Interface dataset entries:
************

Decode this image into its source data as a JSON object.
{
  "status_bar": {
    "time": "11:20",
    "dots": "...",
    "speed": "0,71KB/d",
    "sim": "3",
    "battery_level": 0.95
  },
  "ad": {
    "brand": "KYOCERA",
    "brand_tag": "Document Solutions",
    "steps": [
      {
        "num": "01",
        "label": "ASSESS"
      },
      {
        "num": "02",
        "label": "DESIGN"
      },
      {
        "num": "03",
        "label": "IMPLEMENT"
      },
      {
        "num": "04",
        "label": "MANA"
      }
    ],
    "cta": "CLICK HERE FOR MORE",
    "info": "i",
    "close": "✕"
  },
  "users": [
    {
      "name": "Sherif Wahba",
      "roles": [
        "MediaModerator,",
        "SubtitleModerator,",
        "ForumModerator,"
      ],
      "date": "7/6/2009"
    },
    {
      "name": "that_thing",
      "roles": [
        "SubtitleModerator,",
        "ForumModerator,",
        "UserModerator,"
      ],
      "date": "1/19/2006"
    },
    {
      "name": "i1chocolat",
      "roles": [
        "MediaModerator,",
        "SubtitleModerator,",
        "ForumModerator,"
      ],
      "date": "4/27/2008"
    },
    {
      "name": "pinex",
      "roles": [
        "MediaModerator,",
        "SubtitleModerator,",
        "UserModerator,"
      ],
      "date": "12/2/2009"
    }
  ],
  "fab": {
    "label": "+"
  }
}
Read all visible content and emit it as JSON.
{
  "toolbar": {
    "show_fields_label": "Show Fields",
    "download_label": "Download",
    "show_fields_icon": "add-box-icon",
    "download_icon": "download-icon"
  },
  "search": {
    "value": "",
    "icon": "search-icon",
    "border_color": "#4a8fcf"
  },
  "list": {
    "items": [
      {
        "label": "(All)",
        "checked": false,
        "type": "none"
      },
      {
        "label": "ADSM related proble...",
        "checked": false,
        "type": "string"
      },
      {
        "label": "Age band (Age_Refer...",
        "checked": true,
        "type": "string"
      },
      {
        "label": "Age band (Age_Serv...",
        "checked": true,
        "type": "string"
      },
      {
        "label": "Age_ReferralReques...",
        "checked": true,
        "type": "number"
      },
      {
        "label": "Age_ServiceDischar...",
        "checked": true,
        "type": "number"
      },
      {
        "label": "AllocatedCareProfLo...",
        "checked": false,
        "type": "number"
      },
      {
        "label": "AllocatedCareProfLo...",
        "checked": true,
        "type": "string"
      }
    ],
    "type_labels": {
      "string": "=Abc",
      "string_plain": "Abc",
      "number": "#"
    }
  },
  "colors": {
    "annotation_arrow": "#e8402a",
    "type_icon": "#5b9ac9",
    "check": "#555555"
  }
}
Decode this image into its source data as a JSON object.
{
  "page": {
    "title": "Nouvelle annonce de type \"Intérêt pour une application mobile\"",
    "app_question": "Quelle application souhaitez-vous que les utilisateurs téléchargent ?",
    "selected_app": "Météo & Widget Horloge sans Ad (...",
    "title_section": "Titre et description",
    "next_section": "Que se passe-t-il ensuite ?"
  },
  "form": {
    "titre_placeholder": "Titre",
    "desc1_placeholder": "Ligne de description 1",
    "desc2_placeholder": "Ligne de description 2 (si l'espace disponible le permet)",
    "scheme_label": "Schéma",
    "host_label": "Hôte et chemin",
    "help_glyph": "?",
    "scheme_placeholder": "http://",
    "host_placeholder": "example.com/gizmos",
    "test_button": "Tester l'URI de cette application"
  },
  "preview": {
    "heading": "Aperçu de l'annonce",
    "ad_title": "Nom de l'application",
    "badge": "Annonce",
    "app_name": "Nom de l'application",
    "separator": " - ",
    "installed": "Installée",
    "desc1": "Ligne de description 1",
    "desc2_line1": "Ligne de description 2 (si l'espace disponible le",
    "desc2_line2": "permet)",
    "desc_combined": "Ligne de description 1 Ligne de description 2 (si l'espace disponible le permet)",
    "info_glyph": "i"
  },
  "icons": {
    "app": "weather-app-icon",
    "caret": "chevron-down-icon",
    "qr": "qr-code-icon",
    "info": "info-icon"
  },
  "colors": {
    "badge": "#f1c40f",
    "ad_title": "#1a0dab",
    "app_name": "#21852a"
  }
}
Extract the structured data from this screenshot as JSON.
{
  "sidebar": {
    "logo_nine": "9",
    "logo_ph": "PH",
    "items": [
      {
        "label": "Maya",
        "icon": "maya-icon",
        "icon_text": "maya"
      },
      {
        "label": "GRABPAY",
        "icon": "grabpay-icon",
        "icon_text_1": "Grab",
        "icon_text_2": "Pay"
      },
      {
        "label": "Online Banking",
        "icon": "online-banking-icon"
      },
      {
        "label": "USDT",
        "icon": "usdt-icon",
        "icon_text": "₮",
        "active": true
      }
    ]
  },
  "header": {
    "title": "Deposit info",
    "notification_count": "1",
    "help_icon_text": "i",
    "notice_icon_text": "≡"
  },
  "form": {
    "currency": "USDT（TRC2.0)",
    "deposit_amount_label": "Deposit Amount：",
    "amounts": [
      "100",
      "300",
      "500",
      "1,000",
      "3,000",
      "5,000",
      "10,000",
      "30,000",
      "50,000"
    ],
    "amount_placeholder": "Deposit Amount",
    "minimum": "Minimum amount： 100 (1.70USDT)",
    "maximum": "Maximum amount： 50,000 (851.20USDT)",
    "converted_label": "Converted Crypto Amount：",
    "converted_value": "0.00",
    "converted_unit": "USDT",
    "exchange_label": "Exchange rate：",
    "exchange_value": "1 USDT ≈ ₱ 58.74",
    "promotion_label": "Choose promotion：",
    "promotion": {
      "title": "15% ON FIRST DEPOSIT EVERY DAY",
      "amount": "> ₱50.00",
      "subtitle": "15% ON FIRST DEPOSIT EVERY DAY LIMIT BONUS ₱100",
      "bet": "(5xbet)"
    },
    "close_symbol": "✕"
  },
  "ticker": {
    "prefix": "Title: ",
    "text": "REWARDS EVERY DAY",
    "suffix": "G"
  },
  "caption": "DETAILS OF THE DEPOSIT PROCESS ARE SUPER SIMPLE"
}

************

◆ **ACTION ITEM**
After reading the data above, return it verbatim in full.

◆ **ANSWER TO THIS TASK**
Decode this image into its source data as a JSON object.
{
  "status_bar": {
    "time": "11:20",
    "dots": "...",
    "speed": "0,71KB/d",
    "sim": "3",
    "battery_level": 0.95
  },
  "ad": {
    "brand": "KYOCERA",
    "brand_tag": "Document Solutions",
    "steps": [
      {
        "num": "01",
        "label": "ASSESS"
      },
      {
        "num": "02",
        "label": "DESIGN"
      },
      {
        "num": "03",
        "label": "IMPLEMENT"
      },
      {
        "num": "04",
        "label": "MANA"
      }
    ],
    "cta": "CLICK HERE FOR MORE",
    "info": "i",
    "close": "✕"
  },
  "users": [
    {
      "name": "Sherif Wahba",
      "roles": [
        "MediaModerator,",
        "SubtitleModerator,",
        "ForumModerator,"
      ],
      "date": "7/6/2009"
    },
    {
      "name": "that_thing",
      "roles": [
        "SubtitleModerator,",
        "ForumModerator,",
        "UserModerator,"
      ],
      "date": "1/19/2006"
    },
    {
      "name": "i1chocolat",
      "roles": [
        "MediaModerator,",
        "SubtitleModerator,",
        "ForumModerator,"
      ],
      "date": "4/27/2008"
    },
    {
      "name": "pinex",
      "roles": [
        "MediaModerator,",
        "SubtitleModerator,",
        "UserModerator,"
      ],
      "date": "12/2/2009"
    }
  ],
  "fab": {
    "label": "+"
  }
}
Read all visible content and emit it as JSON.
{
  "toolbar": {
    "show_fields_label": "Show Fields",
    "download_label": "Download",
    "show_fields_icon": "add-box-icon",
    "download_icon": "download-icon"
  },
  "search": {
    "value": "",
    "icon": "search-icon",
    "border_color": "#4a8fcf"
  },
  "list": {
    "items": [
      {
        "label": "(All)",
        "checked": false,
        "type": "none"
      },
      {
        "label": "ADSM related proble...",
        "checked": false,
        "type": "string"
      },
      {
        "label": "Age band (Age_Refer...",
        "checked": true,
        "type": "string"
      },
      {
        "label": "Age band (Age_Serv...",
        "checked": true,
        "type": "string"
      },
      {
        "label": "Age_ReferralReques...",
        "checked": true,
        "type": "number"
      },
      {
        "label": "Age_ServiceDischar...",
        "checked": true,
        "type": "number"
      },
      {
        "label": "AllocatedCareProfLo...",
        "checked": false,
        "type": "number"
      },
      {
        "label": "AllocatedCareProfLo...",
        "checked": true,
        "type": "string"
      }
    ],
    "type_labels": {
      "string": "=Abc",
      "string_plain": "Abc",
      "number": "#"
    }
  },
  "colors": {
    "annotation_arrow": "#e8402a",
    "type_icon": "#5b9ac9",
    "check": "#555555"
  }
}
Decode this image into its source data as a JSON object.
{
  "page": {
    "title": "Nouvelle annonce de type \"Intérêt pour une application mobile\"",
    "app_question": "Quelle application souhaitez-vous que les utilisateurs téléchargent ?",
    "selected_app": "Météo & Widget Horloge sans Ad (...",
    "title_section": "Titre et description",
    "next_section": "Que se passe-t-il ensuite ?"
  },
  "form": {
    "titre_placeholder": "Titre",
    "desc1_placeholder": "Ligne de description 1",
    "desc2_placeholder": "Ligne de description 2 (si l'espace disponible le permet)",
    "scheme_label": "Schéma",
    "host_label": "Hôte et chemin",
    "help_glyph": "?",
    "scheme_placeholder": "http://",
    "host_placeholder": "example.com/gizmos",
    "test_button": "Tester l'URI de cette application"
  },
  "preview": {
    "heading": "Aperçu de l'annonce",
    "ad_title": "Nom de l'application",
    "badge": "Annonce",
    "app_name": "Nom de l'application",
    "separator": " - ",
    "installed": "Installée",
    "desc1": "Ligne de description 1",
    "desc2_line1": "Ligne de description 2 (si l'espace disponible le",
    "desc2_line2": "permet)",
    "desc_combined": "Ligne de description 1 Ligne de description 2 (si l'espace disponible le permet)",
    "info_glyph": "i"
  },
  "icons": {
    "app": "weather-app-icon",
    "caret": "chevron-down-icon",
    "qr": "qr-code-icon",
    "info": "info-icon"
  },
  "colors": {
    "badge": "#f1c40f",
    "ad_title": "#1a0dab",
    "app_name": "#21852a"
  }
}
Extract the structured data from this screenshot as JSON.
{
  "sidebar": {
    "logo_nine": "9",
    "logo_ph": "PH",
    "items": [
      {
        "label": "Maya",
        "icon": "maya-icon",
        "icon_text": "maya"
      },
      {
        "label": "GRABPAY",
        "icon": "grabpay-icon",
        "icon_text_1": "Grab",
        "icon_text_2": "Pay"
      },
      {
        "label": "Online Banking",
        "icon": "online-banking-icon"
      },
      {
        "label": "USDT",
        "icon": "usdt-icon",
        "icon_text": "₮",
        "active": true
      }
    ]
  },
  "header": {
    "title": "Deposit info",
    "notification_count": "1",
    "help_icon_text": "i",
    "notice_icon_text": "≡"
  },
  "form": {
    "currency": "USDT（TRC2.0)",
    "deposit_amount_label": "Deposit Amount：",
    "amounts": [
      "100",
      "300",
      "500",
      "1,000",
      "3,000",
      "5,000",
      "10,000",
      "30,000",
      "50,000"
    ],
    "amount_placeholder": "Deposit Amount",
    "minimum": "Minimum amount： 100 (1.70USDT)",
    "maximum": "Maximum amount： 50,000 (851.20USDT)",
    "converted_label": "Converted Crypto Amount：",
    "converted_value": "0.00",
    "converted_unit": "USDT",
    "exchange_label": "Exchange rate：",
    "exchange_value": "1 USDT ≈ ₱ 58.74",
    "promotion_label": "Choose promotion：",
    "promotion": {
      "title": "15% ON FIRST DEPOSIT EVERY DAY",
      "amount": "> ₱50.00",
      "subtitle": "15% ON FIRST DEPOSIT EVERY DAY LIMIT BONUS ₱100",
      "bet": "(5xbet)"
    },
    "close_symbol": "✕"
  },
  "ticker": {
    "prefix": "Title: ",
    "text": "REWARDS EVERY DAY",
    "suffix": "G"
  },
  "caption": "DETAILS OF THE DEPOSIT PROCESS ARE SUPER SIMPLE"
}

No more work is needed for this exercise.